Page and application data records
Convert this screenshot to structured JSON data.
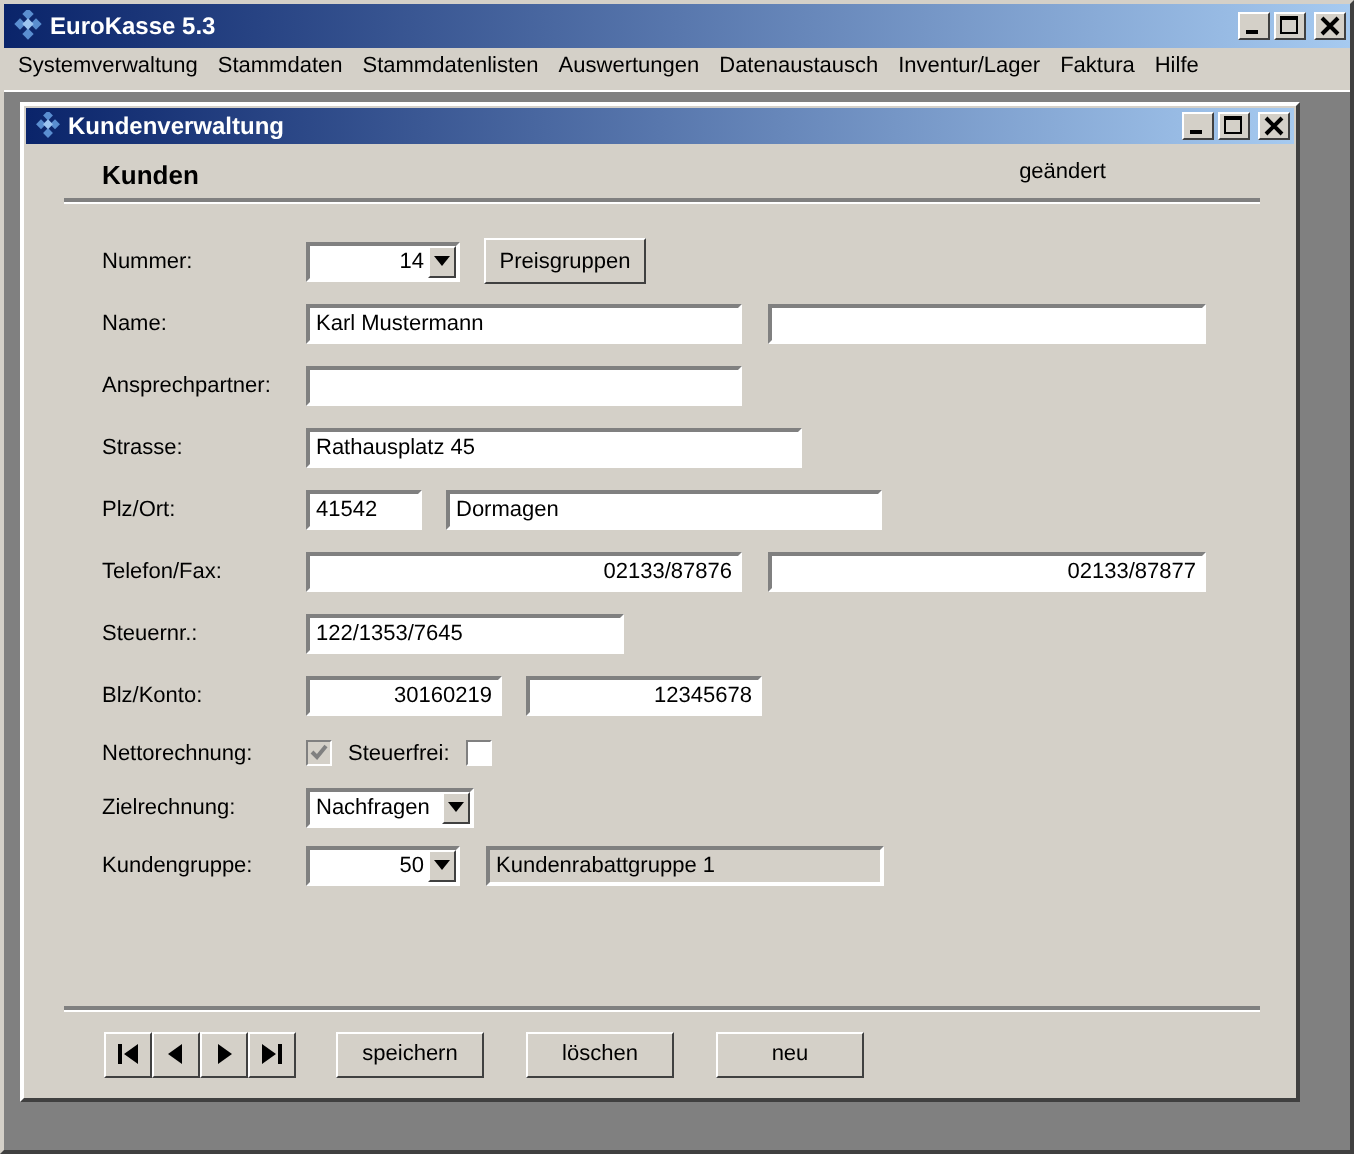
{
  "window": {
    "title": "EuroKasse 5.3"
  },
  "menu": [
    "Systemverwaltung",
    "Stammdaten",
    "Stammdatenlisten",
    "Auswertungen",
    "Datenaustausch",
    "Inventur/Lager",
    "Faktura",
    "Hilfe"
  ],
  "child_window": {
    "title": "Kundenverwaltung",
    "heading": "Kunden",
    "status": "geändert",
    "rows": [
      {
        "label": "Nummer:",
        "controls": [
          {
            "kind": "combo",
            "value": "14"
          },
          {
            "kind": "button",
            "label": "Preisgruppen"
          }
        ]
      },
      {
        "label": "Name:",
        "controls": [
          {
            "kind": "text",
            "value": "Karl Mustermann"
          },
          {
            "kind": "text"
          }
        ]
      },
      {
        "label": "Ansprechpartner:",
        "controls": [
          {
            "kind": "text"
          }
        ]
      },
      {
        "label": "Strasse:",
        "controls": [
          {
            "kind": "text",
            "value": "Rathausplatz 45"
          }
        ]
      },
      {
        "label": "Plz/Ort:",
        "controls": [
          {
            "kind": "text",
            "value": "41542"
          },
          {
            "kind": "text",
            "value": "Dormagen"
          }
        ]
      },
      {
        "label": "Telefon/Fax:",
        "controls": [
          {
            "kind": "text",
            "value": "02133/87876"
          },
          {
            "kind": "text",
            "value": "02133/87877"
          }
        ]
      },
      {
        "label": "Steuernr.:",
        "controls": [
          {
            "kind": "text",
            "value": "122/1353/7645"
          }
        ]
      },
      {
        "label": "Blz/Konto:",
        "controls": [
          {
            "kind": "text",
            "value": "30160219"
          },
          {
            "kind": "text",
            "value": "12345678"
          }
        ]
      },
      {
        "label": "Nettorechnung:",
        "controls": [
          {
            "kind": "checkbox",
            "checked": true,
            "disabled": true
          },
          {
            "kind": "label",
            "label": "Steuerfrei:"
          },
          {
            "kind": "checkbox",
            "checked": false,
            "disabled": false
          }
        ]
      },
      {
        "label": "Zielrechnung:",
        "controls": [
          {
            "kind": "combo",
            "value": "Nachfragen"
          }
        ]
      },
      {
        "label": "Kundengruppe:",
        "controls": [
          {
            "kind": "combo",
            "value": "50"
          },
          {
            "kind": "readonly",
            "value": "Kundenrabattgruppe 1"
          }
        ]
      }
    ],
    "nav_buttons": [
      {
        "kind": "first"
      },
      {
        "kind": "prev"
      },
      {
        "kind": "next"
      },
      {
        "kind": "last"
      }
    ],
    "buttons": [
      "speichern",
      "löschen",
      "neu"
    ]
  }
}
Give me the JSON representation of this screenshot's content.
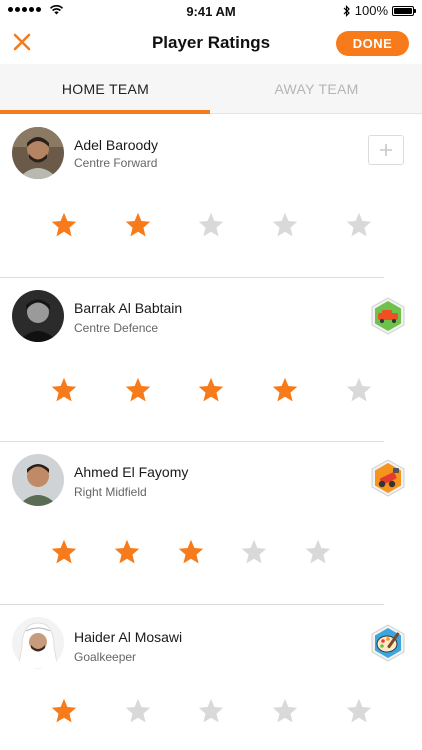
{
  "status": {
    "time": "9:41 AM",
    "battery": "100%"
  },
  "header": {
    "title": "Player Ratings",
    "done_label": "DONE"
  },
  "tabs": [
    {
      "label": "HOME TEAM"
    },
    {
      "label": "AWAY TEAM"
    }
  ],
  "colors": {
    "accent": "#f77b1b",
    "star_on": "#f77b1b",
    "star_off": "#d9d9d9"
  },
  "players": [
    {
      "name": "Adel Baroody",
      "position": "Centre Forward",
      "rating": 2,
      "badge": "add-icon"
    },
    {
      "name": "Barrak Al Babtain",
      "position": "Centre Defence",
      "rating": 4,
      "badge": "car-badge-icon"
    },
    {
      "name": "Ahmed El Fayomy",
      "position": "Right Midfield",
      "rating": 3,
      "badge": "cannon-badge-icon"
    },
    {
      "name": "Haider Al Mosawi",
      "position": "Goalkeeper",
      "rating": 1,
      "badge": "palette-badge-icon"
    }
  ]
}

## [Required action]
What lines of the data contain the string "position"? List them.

## [Output for this exercise]
      "position": "Centre Forward",
      "position": "Centre Defence",
      "position": "Right Midfield",
      "position": "Goalkeeper",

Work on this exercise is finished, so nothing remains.